“And when you are told a story for so long, you learn to believe it.”

But over the course of two decades’ worth of reflection through her songwriting, Aglukark says, she began to learn more about her ancestors.

“Indigenous people in general, and in my case, Inuit people specifically, were a brilliant, organized society,” she said. “They had engineers, they had doctors, they had health professionals, they had systems in place to help manage their life and the different challenges in their lives.

“That’s the stuff that we need to go back to, to understand better who our ancestors were, and to identify better ourselves as Inuit in this new world — not as people who needed to be saved, but people who come from an incredible culture, and a history, and those are the heroes we need to be reading and writing about.”

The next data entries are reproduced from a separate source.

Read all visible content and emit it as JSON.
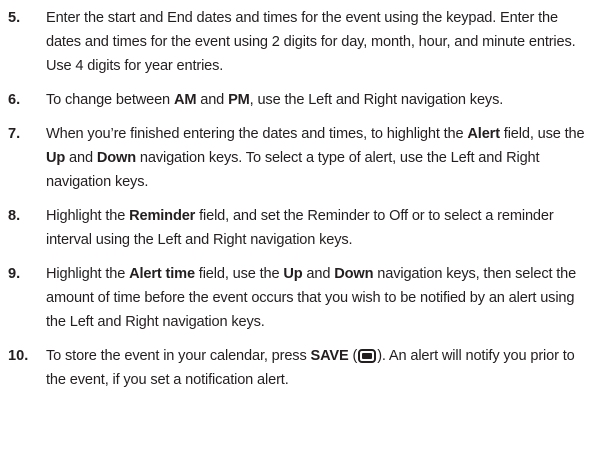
{
  "steps": [
    {
      "number": "5.",
      "text": "Enter the start and End dates and times for the event using the keypad. Enter the dates and times for the event using 2 digits for day, month, hour, and minute entries. Use 4 digits for year entries."
    },
    {
      "number": "6.",
      "parts": [
        "To change between ",
        "AM",
        " and ",
        "PM",
        ", use the Left and Right navigation keys."
      ]
    },
    {
      "number": "7.",
      "parts": [
        "When you’re finished entering the dates and times, to highlight the ",
        "Alert",
        " field, use the ",
        "Up",
        " and ",
        "Down",
        " navigation keys. To select a type of alert, use the Left and Right navigation keys."
      ]
    },
    {
      "number": "8.",
      "parts": [
        "Highlight the ",
        "Reminder",
        " field, and set the Reminder to Off or to select a reminder interval using the Left and Right navigation keys."
      ]
    },
    {
      "number": "9.",
      "parts": [
        "Highlight the ",
        "Alert time",
        " field, use the ",
        "Up",
        " and ",
        "Down",
        " navigation keys, then select the amount of time before the event occurs that you wish to be notified by an alert using the Left and Right navigation keys."
      ]
    },
    {
      "number": "10.",
      "parts": [
        "To store the event in your calendar, press ",
        "SAVE",
        " (",
        ").",
        " An alert will notify you prior to the event, if you set a notification alert."
      ],
      "icon": "softkey-icon"
    }
  ]
}
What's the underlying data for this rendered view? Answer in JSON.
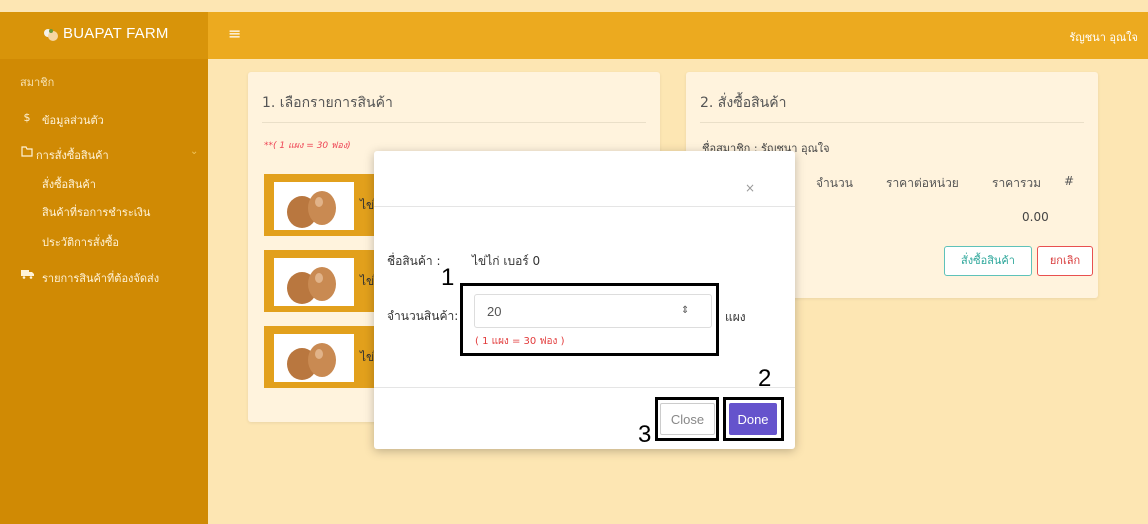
{
  "navbar": {
    "brand": "BUAPAT FARM",
    "menu_icon": "hamburger-icon",
    "user_name": "รัญชนา อุณใจ"
  },
  "sidebar": {
    "header": "สมาชิก",
    "items": [
      {
        "icon": "dollar-icon",
        "label": "ข้อมูลส่วนตัว"
      },
      {
        "icon": "folder-open-icon",
        "label": "การสั่งซื้อสินค้า"
      },
      {
        "icon": "truck-icon",
        "label": "รายการสินค้าที่ต้องจัดส่ง"
      }
    ],
    "subitems": [
      "สั่งซื้อสินค้า",
      "สินค้าที่รอการชำระเงิน",
      "ประวัติการสั่งซื้อ"
    ]
  },
  "card1": {
    "title": "1. เลือกรายการสินค้า",
    "note": "**( 1 แผง = 30 ฟอง)",
    "products": [
      "ไข่ไก่",
      "ไข่ไก่",
      "ไข่ไก่"
    ]
  },
  "card2": {
    "title": "2. สั่งซื้อสินค้า",
    "member": "ชื่อสมาชิก : รัญชนา อุณใจ",
    "headers": [
      "จำนวน",
      "ราคาต่อหน่วย",
      "ราคารวม",
      "#"
    ],
    "total": "0.00",
    "order_btn": "สั่งซื้อสินค้า",
    "cancel_btn": "ยกเลิก"
  },
  "modal": {
    "close_symbol": "×",
    "product_label": "ชื่อสินค้า :",
    "product_value": "ไข่ไก่ เบอร์ 0",
    "qty_label": "จำนวนสินค้า:",
    "qty_value": "20",
    "qty_unit": "แผง",
    "qty_note": "( 1 แผง = 30 ฟอง )",
    "close_btn": "Close",
    "done_btn": "Done"
  },
  "annotations": [
    "1",
    "2",
    "3"
  ]
}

She hopes that through her new album, also titled “Winters Dream,” and through these upcoming concerts, audiences will walk away with a better understanding of this.

The album is set for release in April, marking her tenth album to date, and a special one for her personally. She describes it as one that brings her story full circle, from being caught between the Indigenous and the western world, to a place where she finally feels comfortable with who she is.

Aglukark explains that “Winters Dream” is an idea that has been “percolating” in her mind for several years.

“Inuit often get asked, ‘Where did we come from?’ and the funnier question, ‘Why did we stay?’… A person needs to experience it to understand why we love the North so much, and all of its seasons. The land is such a big part of the people, forming and shaping who we are as people, and the seasons along with it … and ‘Winters Dream’ is just a play on, maybe — just possibly — winter chose us.”

However, Aglukark says she believes the Inuit are in the midst of a “culture crisis.”

“As Inuit, we know very well who we are, but the world is changing so fast, and so much, and so constantly, that our culture itself has not caught up with this change.

“And so, the more I’ve learned about the people, the more I understand our role as artists in creating that new culture that we can then pass down to the young generations, so they know who they are, and how they function, in their new Nunavut, in their new world.”

Aglukark’s work with youth is something that is near to her heart. Just this month, her Arctic Rose Foundation launched its first program called Creative Cultural Reflections, an arts-driven program for youth to explore their cultural backgrounds.

Aglukark explains that her hope is young people will use art as a form of self-discovery to reconnect with who they are as Indigenous people, in much the same way she has done throughout her career — most notably with this most recent work.

Tickets for Aglukark’s “Winters Dream” tour are on sale now at arts and culture centre box offices across the province.

Recent Stories